Becky Writes
08-15-2006, 11:24 PM
Can you bolt upright into a sitting position from lying?


“Hello, CJ.” She purred, stretching out on the couch and preparing herself for what was normally a racy conversation. She could see him sitting there in the lounge, alone in the dark, murmuring the things that would make her wait up for several more hours to greet him when he got home.



“Casey.” It was CJ, but something was wrong. His voice sounded weak and distant. Casey bolted upright.


Yes? No? Maybe?

alleycat
08-15-2006, 11:30 PM
Yes, bolted just means a quick movement.

MidnightMuse
08-15-2006, 11:35 PM
My Webster's II says: A sudden, quick movement TO or AWAY. I'm not sure you can upright in a TO or AWAY motion -- but this dictionary is lame.

So To Bolt is kinda the opposite of what Alleycat's avatar is doing :D

MidnightMuse
08-15-2006, 11:47 PM
Ah-Ha! I found a better dictionary. I think you're good to go :)

Now if we could just get that kitty out of his kibble bowl and back into that hammock.

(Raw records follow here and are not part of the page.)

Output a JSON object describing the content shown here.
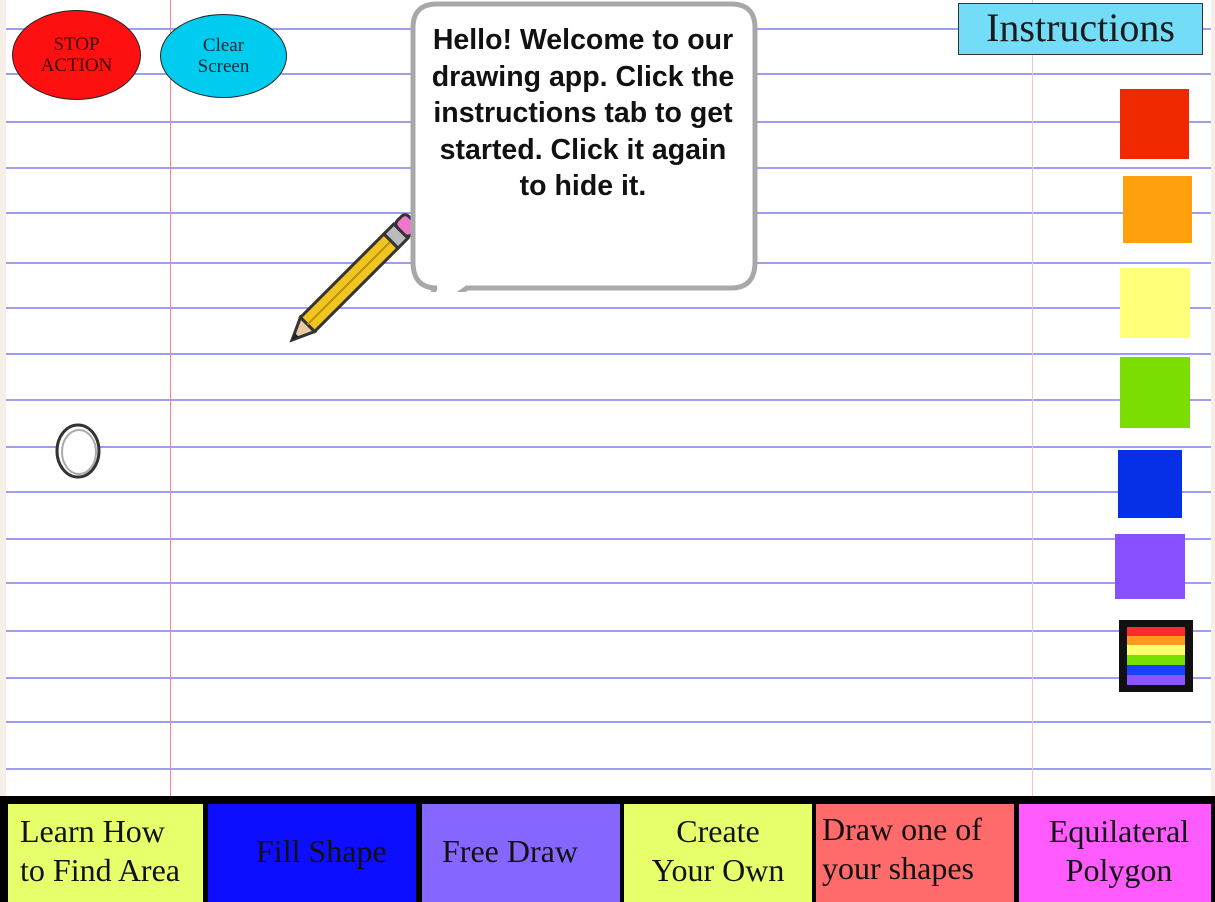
{
  "buttons": {
    "stop_action": "STOP\nACTION",
    "clear_screen": "Clear\nScreen",
    "instructions": "Instructions"
  },
  "speech_bubble": {
    "text": "Hello! Welcome to our drawing app. Click the instructions tab to get started. Click it again to hide it."
  },
  "palette": [
    {
      "name": "red",
      "color": "#f02800"
    },
    {
      "name": "orange",
      "color": "#fea10c"
    },
    {
      "name": "yellow",
      "color": "#ffff78"
    },
    {
      "name": "green",
      "color": "#7bdd00"
    },
    {
      "name": "blue",
      "color": "#0530e8"
    },
    {
      "name": "purple",
      "color": "#8950ff"
    },
    {
      "name": "rainbow",
      "color": "multi"
    }
  ],
  "toolbar": {
    "learn_area": "Learn How\nto Find Area",
    "fill_shape": "Fill Shape",
    "free_draw": "Free Draw",
    "create_own": "Create\nYour Own",
    "draw_shapes": "Draw one of\nyour shapes",
    "equilateral_polygon": "Equilateral\nPolygon"
  },
  "colors": {
    "toolbar_yellow": "#e7ff6a",
    "toolbar_blue": "#0d0dff",
    "toolbar_purple": "#8566ff",
    "toolbar_red": "#ff6a6a",
    "toolbar_magenta": "#ff5bff",
    "notebook_rule": "#8c8cf0",
    "margin_line": "#f08a8a"
  }
}
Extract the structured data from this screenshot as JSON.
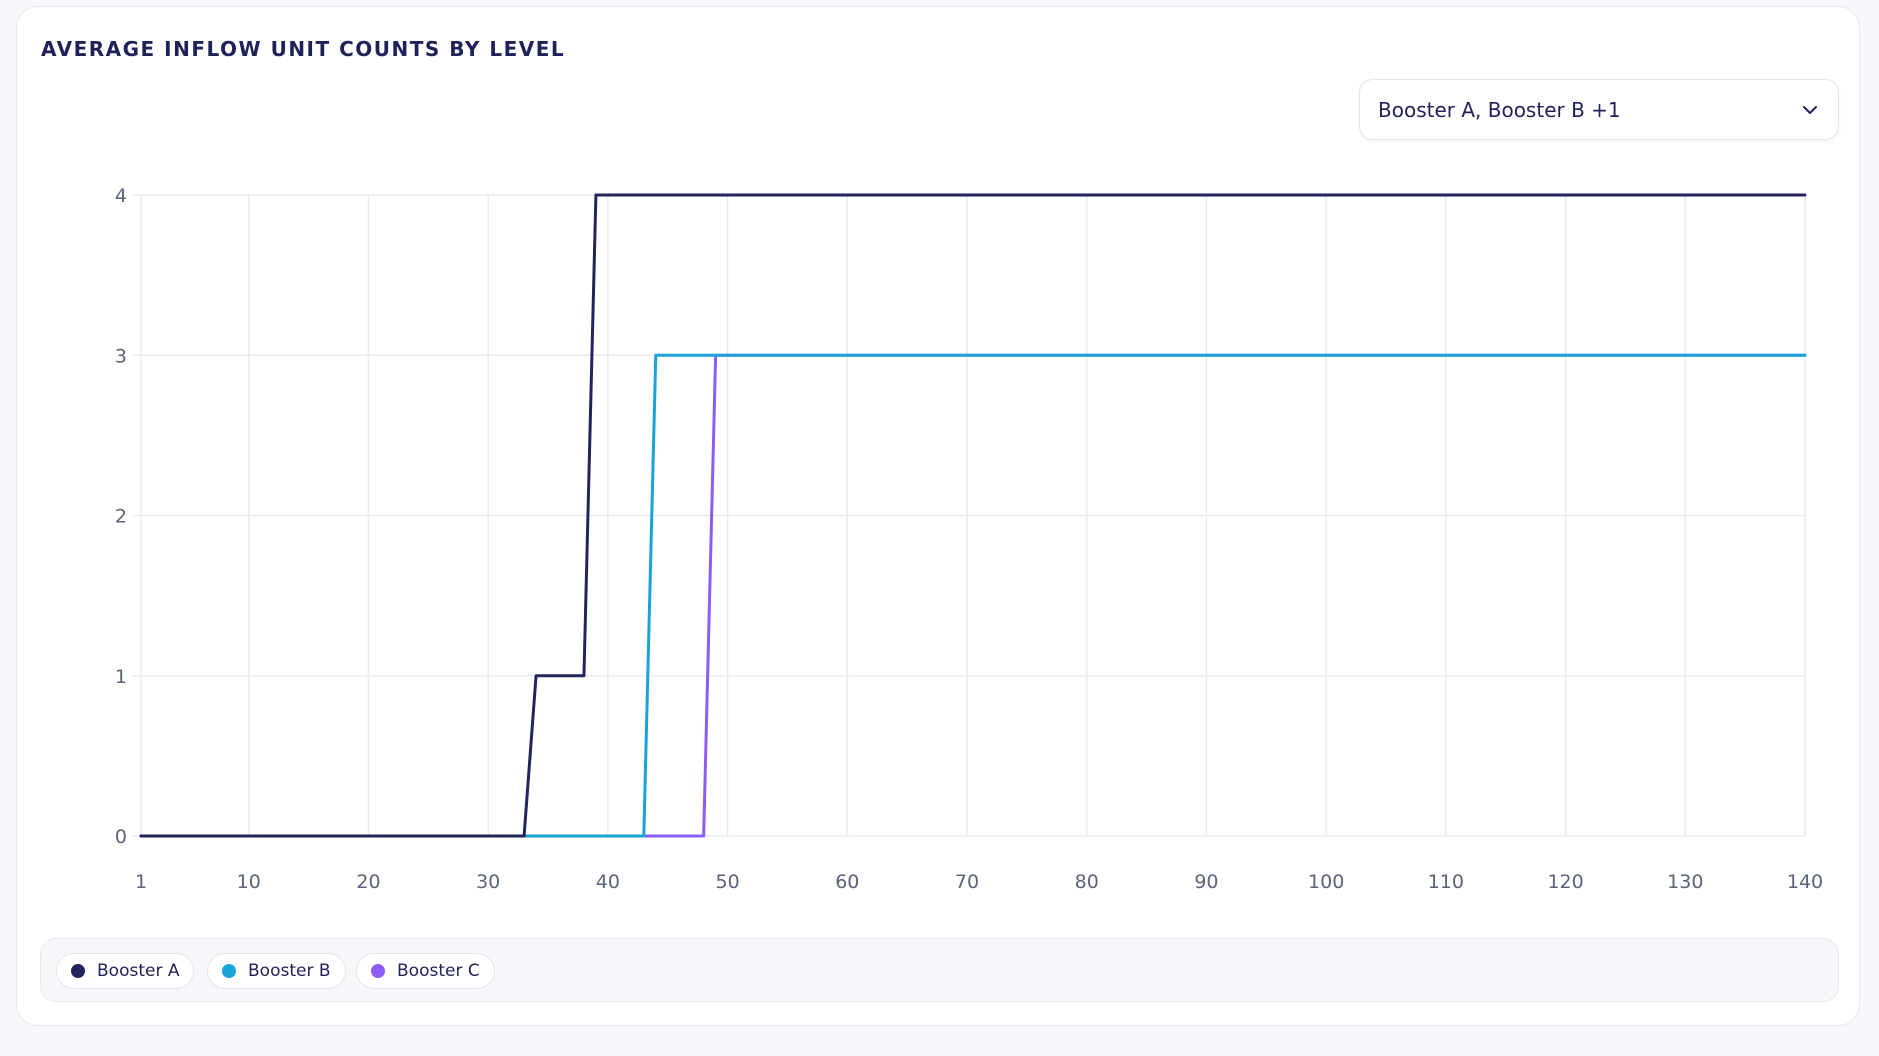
{
  "panel": {
    "title": "AVERAGE INFLOW UNIT COUNTS BY LEVEL"
  },
  "filter": {
    "selected_label": "Booster A, Booster B +1",
    "icon": "chevron-down-icon"
  },
  "colors": {
    "booster_a": "#24245c",
    "booster_b": "#1aa3d9",
    "booster_c": "#8b5cf6",
    "grid": "#e8ebf1",
    "axis_text": "#5b6378"
  },
  "legend": [
    {
      "label": "Booster A",
      "color": "#24245c"
    },
    {
      "label": "Booster B",
      "color": "#1aa3d9"
    },
    {
      "label": "Booster C",
      "color": "#8b5cf6"
    }
  ],
  "chart_data": {
    "type": "line",
    "title": "AVERAGE INFLOW UNIT COUNTS BY LEVEL",
    "xlabel": "",
    "ylabel": "",
    "xlim": [
      1,
      140
    ],
    "ylim": [
      0,
      4
    ],
    "x_ticks": [
      1,
      10,
      20,
      30,
      40,
      50,
      60,
      70,
      80,
      90,
      100,
      110,
      120,
      130,
      140
    ],
    "y_ticks": [
      0,
      1,
      2,
      3,
      4
    ],
    "grid": true,
    "legend_position": "bottom-left",
    "series": [
      {
        "name": "Booster A",
        "color": "#24245c",
        "points": [
          [
            1,
            0
          ],
          [
            33,
            0
          ],
          [
            34,
            1
          ],
          [
            38,
            1
          ],
          [
            39,
            4
          ],
          [
            140,
            4
          ]
        ]
      },
      {
        "name": "Booster B",
        "color": "#1aa3d9",
        "points": [
          [
            1,
            0
          ],
          [
            43,
            0
          ],
          [
            44,
            3
          ],
          [
            140,
            3
          ]
        ]
      },
      {
        "name": "Booster C",
        "color": "#8b5cf6",
        "points": [
          [
            1,
            0
          ],
          [
            48,
            0
          ],
          [
            49,
            3
          ],
          [
            140,
            3
          ]
        ]
      }
    ]
  }
}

Becky Writes
08-15-2006, 11:56 PM
Thanks, and I just wanted to add that I know my thread title has a typo. It should be, bolt as in "to move quickly."

Carmy
08-23-2006, 09:52 PM
Sure you can use bolt. It's proper English and means "the act of moving quickly".

Mind you, I think she's overreacting.

Silver King
08-23-2006, 11:20 PM
I'm very interested to know where all of that purring will lead to. Couldn't you post one or two more paragraphs with another question?

Bolted is correct, but it doesn't have the sound of startled movement, at least not to me. Regardless of context, I usually think of bolted as "secured" or "fastened," the opposite of its intended use here.

Maybe something with a single syllable, such as "sprang" or even the simple "sat upright," would do the trick. Or maybe bolted is perfectly fine, and I just have a problem seeing the word "in action."